Perhaps the most disturbing proposition is the creation of an ‘investor-state’ arbitration model that would give multinational corporations the power to directly sue sovereign national governments in an international tribunal for restitution, unjust expropriation, and for “alleged diminution of their potential profits as a result of regulation.” It is this type of dangerous arbitration system that permitted American cigarette maker Philip Morris to sue the government of Uruguay for $2 billion dollars for enacting laws that limit the sale and marketing of cigarettes because it violated a free trade agreement they had signed. These judicial systems especially hurt developing countries that do not have the financial resources for international arbitration that multinational giants like Philip Morris do.

President Obama contends that a successful TPP agreement remains a top priority for his administration, and promises to release the agreement’s text to Congress and the public in November. Australian Trade Minister Andrew Robb is not quite so optimistic about the timeline, saying he hopes that the agreement will be concluded in the first half of 2015. While one can hope that the final agreement improves upon the troublesome provisions that currently exist, the lack of negotiation transparency that has only worsened with the current round of talks coupled with the failure to include civil society representatives does not bode well for global consumers, especially in the developing world.

The TPP has become the current battlefield where nations negotiating multinational free trade agreements, ostensibly to lower barriers to inter-country trade, result in creating far-reaching social laws that threaten online freedom of expression and innovation.

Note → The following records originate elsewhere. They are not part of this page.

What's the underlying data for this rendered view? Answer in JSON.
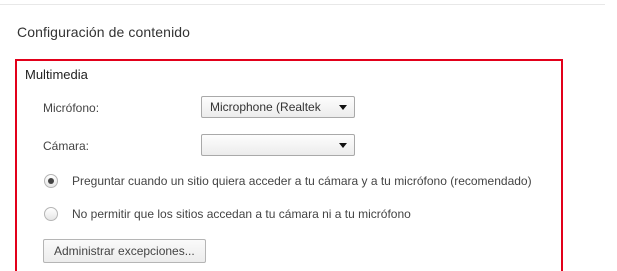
{
  "dialog": {
    "title": "Configuración de contenido"
  },
  "multimedia": {
    "title": "Multimedia",
    "microphone": {
      "label": "Micrófono:",
      "selected": "Microphone (Realtek"
    },
    "camera": {
      "label": "Cámara:",
      "selected": ""
    },
    "options": [
      {
        "label": "Preguntar cuando un sitio quiera acceder a tu cámara y a tu micrófono (recomendado)",
        "checked": true
      },
      {
        "label": "No permitir que los sitios accedan a tu cámara ni a tu micrófono",
        "checked": false
      }
    ],
    "manage_button": "Administrar excepciones...",
    "accent_color": "#e2001a"
  },
  "icons": {
    "dropdown": "chevron-down-icon"
  }
}
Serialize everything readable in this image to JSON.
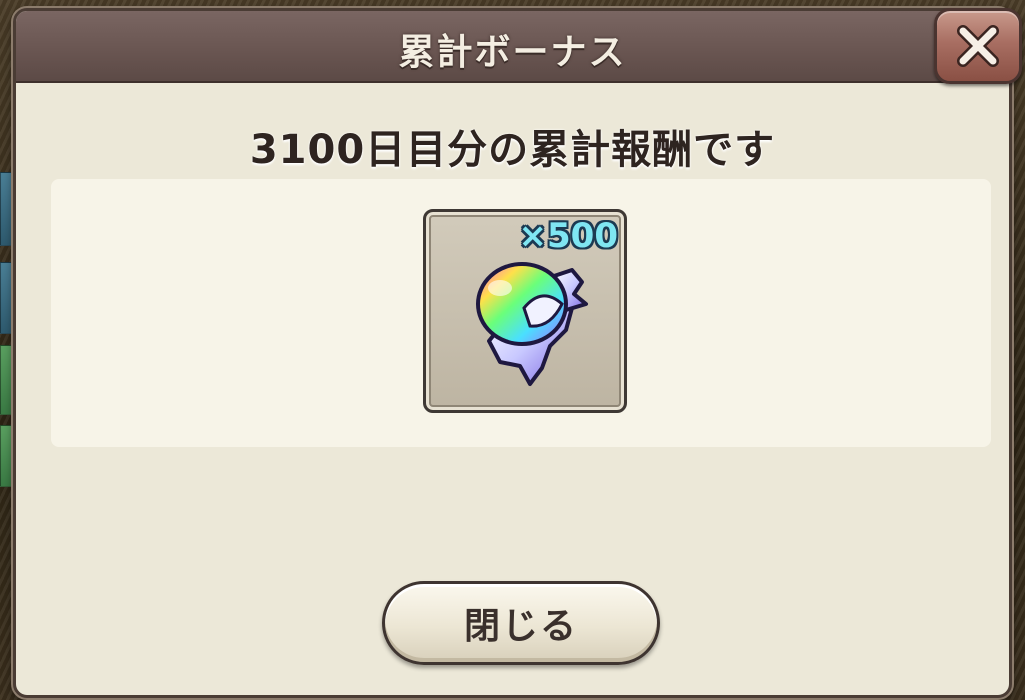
{
  "dialog": {
    "title": "累計ボーナス",
    "subtitle": "3100日目分の累計報酬です",
    "close_icon": "close-x-icon",
    "reward": {
      "icon": "rainbow-orb-crystal-icon",
      "quantity": "×500"
    },
    "close_button_label": "閉じる"
  },
  "colors": {
    "header": "#6a5652",
    "panel": "#ece8d8",
    "reward_area": "#f7f4e8",
    "quantity_text": "#7fe6f2",
    "close_button": "#a86e62"
  }
}
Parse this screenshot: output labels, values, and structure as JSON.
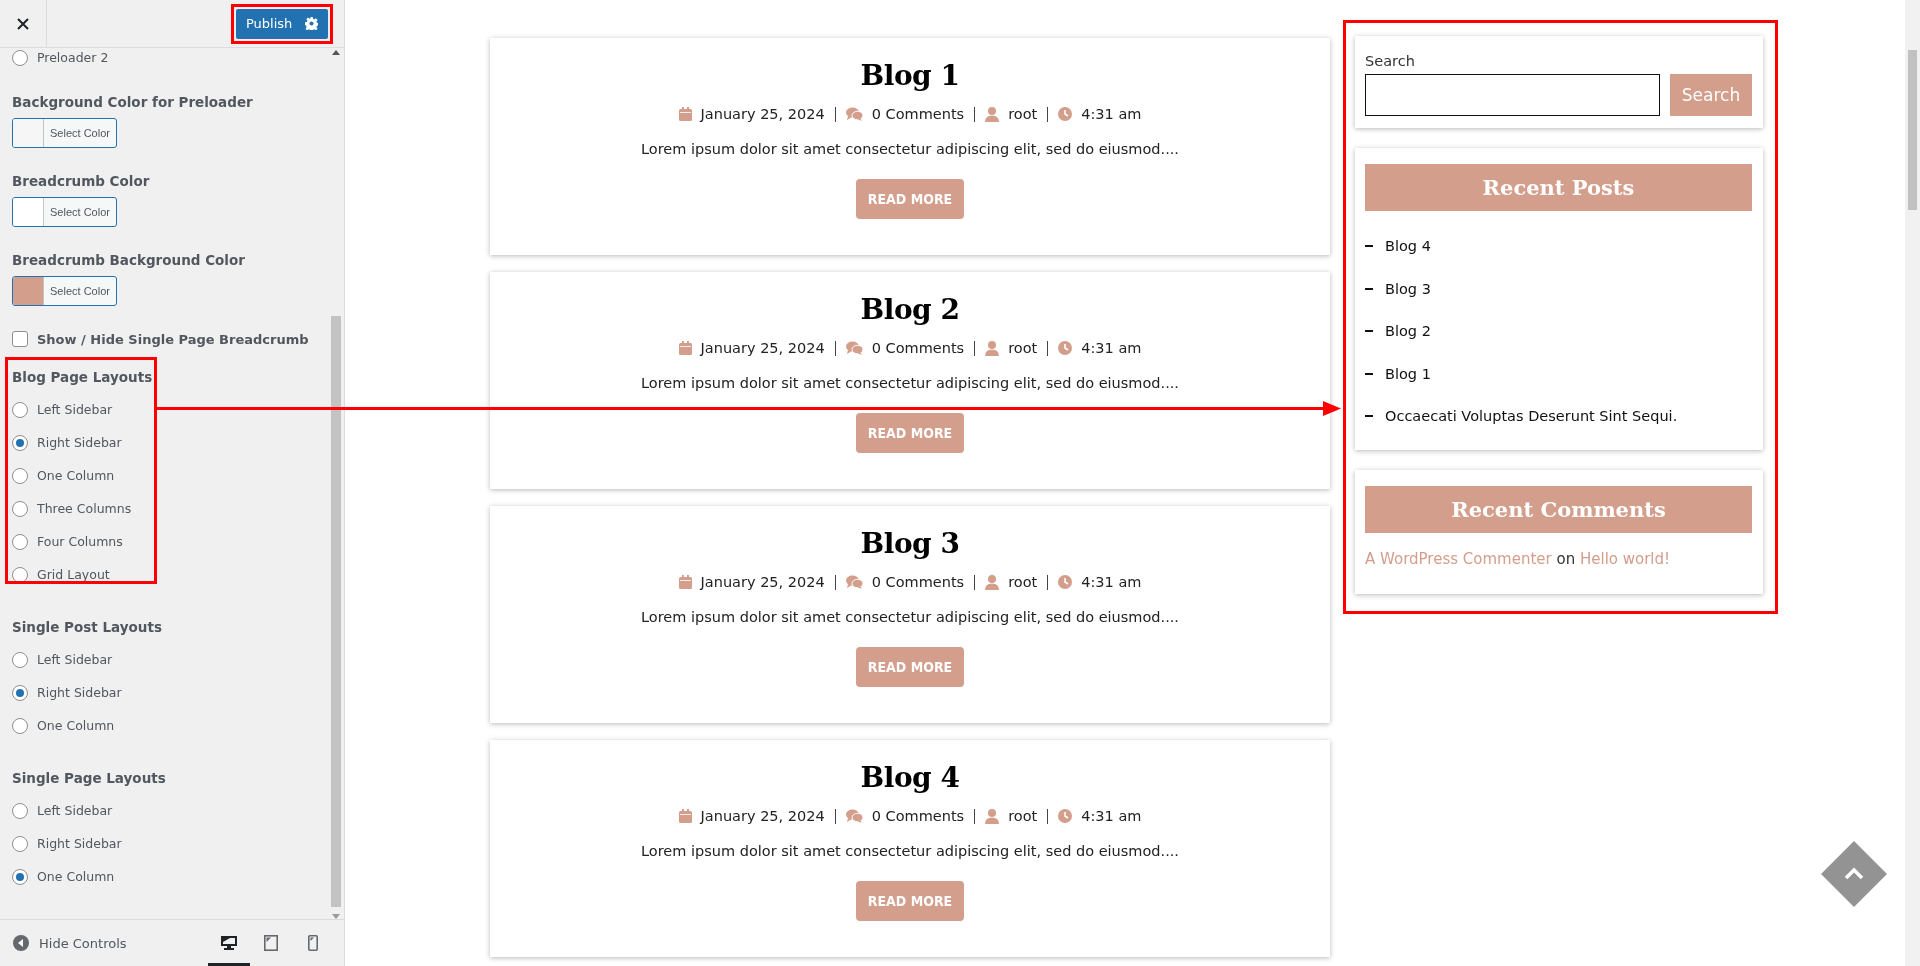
{
  "panel": {
    "publish": "Publish",
    "publish_highlighted": true,
    "controls": [
      {
        "kind": "radios",
        "options": [
          {
            "label": "Preloader 2",
            "selected": false
          }
        ]
      },
      {
        "kind": "color",
        "title": "Background Color for Preloader",
        "button": "Select Color",
        "color": "#f6f6f6"
      },
      {
        "kind": "color",
        "title": "Breadcrumb Color",
        "button": "Select Color",
        "color": "#ffffff"
      },
      {
        "kind": "color",
        "title": "Breadcrumb Background Color",
        "button": "Select Color",
        "color": "#d39e8b"
      },
      {
        "kind": "checkbox",
        "label": "Show / Hide Single Page Breadcrumb",
        "checked": false
      },
      {
        "kind": "radios",
        "title": "Blog Page Layouts",
        "highlighted": true,
        "options": [
          {
            "label": "Left Sidebar",
            "selected": false
          },
          {
            "label": "Right Sidebar",
            "selected": true
          },
          {
            "label": "One Column",
            "selected": false
          },
          {
            "label": "Three Columns",
            "selected": false
          },
          {
            "label": "Four Columns",
            "selected": false
          },
          {
            "label": "Grid Layout",
            "selected": false
          }
        ]
      },
      {
        "kind": "radios",
        "title": "Single Post Layouts",
        "options": [
          {
            "label": "Left Sidebar",
            "selected": false
          },
          {
            "label": "Right Sidebar",
            "selected": true
          },
          {
            "label": "One Column",
            "selected": false
          }
        ]
      },
      {
        "kind": "radios",
        "title": "Single Page Layouts",
        "options": [
          {
            "label": "Left Sidebar",
            "selected": false
          },
          {
            "label": "Right Sidebar",
            "selected": false
          },
          {
            "label": "One Column",
            "selected": true
          }
        ]
      }
    ],
    "hide_controls": "Hide Controls",
    "devices": [
      {
        "kind": "desktop",
        "selected": true
      },
      {
        "kind": "tablet",
        "selected": false
      },
      {
        "kind": "mobile",
        "selected": false
      }
    ]
  },
  "posts": [
    {
      "title": "Blog 1",
      "meta": [
        {
          "kind": "date",
          "text": "January 25, 2024"
        },
        {
          "kind": "comments",
          "text": "0 Comments"
        },
        {
          "kind": "author",
          "text": "root"
        },
        {
          "kind": "time",
          "text": "4:31 am"
        }
      ],
      "excerpt": "Lorem ipsum dolor sit amet consectetur adipiscing elit, sed do eiusmod....",
      "button": "READ MORE"
    },
    {
      "title": "Blog 2",
      "meta": [
        {
          "kind": "date",
          "text": "January 25, 2024"
        },
        {
          "kind": "comments",
          "text": "0 Comments"
        },
        {
          "kind": "author",
          "text": "root"
        },
        {
          "kind": "time",
          "text": "4:31 am"
        }
      ],
      "excerpt": "Lorem ipsum dolor sit amet consectetur adipiscing elit, sed do eiusmod....",
      "button": "READ MORE"
    },
    {
      "title": "Blog 3",
      "meta": [
        {
          "kind": "date",
          "text": "January 25, 2024"
        },
        {
          "kind": "comments",
          "text": "0 Comments"
        },
        {
          "kind": "author",
          "text": "root"
        },
        {
          "kind": "time",
          "text": "4:31 am"
        }
      ],
      "excerpt": "Lorem ipsum dolor sit amet consectetur adipiscing elit, sed do eiusmod....",
      "button": "READ MORE"
    },
    {
      "title": "Blog 4",
      "meta": [
        {
          "kind": "date",
          "text": "January 25, 2024"
        },
        {
          "kind": "comments",
          "text": "0 Comments"
        },
        {
          "kind": "author",
          "text": "root"
        },
        {
          "kind": "time",
          "text": "4:31 am"
        }
      ],
      "excerpt": "Lorem ipsum dolor sit amet consectetur adipiscing elit, sed do eiusmod....",
      "button": "READ MORE"
    }
  ],
  "sidebar": {
    "highlighted": true,
    "search": {
      "label": "Search",
      "button": "Search"
    },
    "recent_posts": {
      "title": "Recent Posts",
      "items": [
        "Blog 4",
        "Blog 3",
        "Blog 2",
        "Blog 1",
        "Occaecati Voluptas Deserunt Sint Sequi."
      ]
    },
    "recent_comments": {
      "title": "Recent Comments",
      "author": "A WordPress Commenter",
      "on": "on",
      "post": "Hello world!"
    }
  },
  "arrow": true
}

To learn more about the TPP and voice your concerns with your legislators go to: http://ourfairdeal.org/

* Google Policy Fellow in Karisma Foundation for the summer 2014.